The historic Ecology v. James Acquavella, et al. adjudication, which determines and confirms all surface water rights in the Yakima River Basin, will soon be final. The Court intends to enter a Final Decree on May 9, 2019 at the Yakima County Courthouse.
Also called the Yakima River Basin adjudication, the case prioritizes about 2,300 water rights in the Yakima Basin including Benton, Kittitas, and Yakima counties, and a small portion of Klickitat County.
In the final stages
After 40 years of court proceedings and deliberation, Yakima Superior Court Judge F. James Gavin entered a proposed final decree
and its associated draft schedule of rights for the Acquavella Adjudication on Aug. 10, 2017.
This opened a period for interested parties to file objections and set the stage for the court to enter its final judgment. Written objections were filed with the court on Nov. 15, 2017. Responses and replies followed until April 16, 2018. The court ruled on these objections on December 11, 2018.
The Court has now set a date for entry of the Final Decree on May 9, 2019. The Court will also enter an Amended Conditional Final Order for Subbasin 23 on the same date. An updated final schedule of rights will be posted and referenced in the Final Decree.
In 1977, under the threat of drought, Ecology filed a petition for an adjudication to determine the legality of all claims for use of surface water in the Yakima River Basin. This began a process of meticulous research and testimony.
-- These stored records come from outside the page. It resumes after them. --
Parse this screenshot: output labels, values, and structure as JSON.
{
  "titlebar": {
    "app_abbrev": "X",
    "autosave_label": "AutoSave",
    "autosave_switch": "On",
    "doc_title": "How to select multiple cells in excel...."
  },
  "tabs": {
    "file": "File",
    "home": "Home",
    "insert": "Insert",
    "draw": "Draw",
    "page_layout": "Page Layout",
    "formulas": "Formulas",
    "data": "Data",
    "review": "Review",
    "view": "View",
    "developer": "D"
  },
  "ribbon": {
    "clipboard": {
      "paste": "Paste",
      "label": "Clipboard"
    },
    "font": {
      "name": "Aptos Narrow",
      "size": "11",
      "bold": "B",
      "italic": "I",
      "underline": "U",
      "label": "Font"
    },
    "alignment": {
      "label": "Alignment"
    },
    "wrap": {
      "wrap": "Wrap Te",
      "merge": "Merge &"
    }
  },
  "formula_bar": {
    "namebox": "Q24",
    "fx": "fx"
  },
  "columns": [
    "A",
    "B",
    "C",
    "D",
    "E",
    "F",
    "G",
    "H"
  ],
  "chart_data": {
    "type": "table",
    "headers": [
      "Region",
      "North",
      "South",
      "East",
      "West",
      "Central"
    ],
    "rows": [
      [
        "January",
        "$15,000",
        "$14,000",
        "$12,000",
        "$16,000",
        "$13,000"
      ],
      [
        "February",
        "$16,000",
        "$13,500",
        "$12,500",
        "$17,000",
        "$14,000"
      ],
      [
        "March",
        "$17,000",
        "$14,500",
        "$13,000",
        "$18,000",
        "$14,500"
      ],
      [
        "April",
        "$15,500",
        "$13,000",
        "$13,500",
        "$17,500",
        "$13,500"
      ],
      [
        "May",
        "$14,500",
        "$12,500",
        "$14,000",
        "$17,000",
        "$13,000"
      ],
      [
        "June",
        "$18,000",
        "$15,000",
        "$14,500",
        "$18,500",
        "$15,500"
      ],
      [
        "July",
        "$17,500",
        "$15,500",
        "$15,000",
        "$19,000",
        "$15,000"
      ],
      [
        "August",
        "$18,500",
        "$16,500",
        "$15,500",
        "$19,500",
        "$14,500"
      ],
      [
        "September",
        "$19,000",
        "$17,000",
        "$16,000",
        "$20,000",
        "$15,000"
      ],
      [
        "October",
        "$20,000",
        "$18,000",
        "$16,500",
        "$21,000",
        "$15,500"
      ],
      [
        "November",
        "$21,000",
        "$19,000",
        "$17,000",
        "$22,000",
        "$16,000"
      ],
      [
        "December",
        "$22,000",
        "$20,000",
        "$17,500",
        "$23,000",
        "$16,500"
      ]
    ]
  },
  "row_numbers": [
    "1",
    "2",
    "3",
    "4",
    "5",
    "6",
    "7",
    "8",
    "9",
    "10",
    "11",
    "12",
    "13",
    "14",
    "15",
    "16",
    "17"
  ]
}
The work substantiated nearly 2,300 water rights for individual properties in 31 tributary watersheds ("sub-basins"), and for 27 major claimants including irrigation districts, cities, federal projects, and the Yakama Indian Nation.
As each sub-basin's claims were determined, the court issued conditional final orders. The first conditional final order was filed in 1989. The conditional final orders for all sub-basins and major claimants will be referenced in the final decree. You can find links to the sub-basin orders and other important documents below.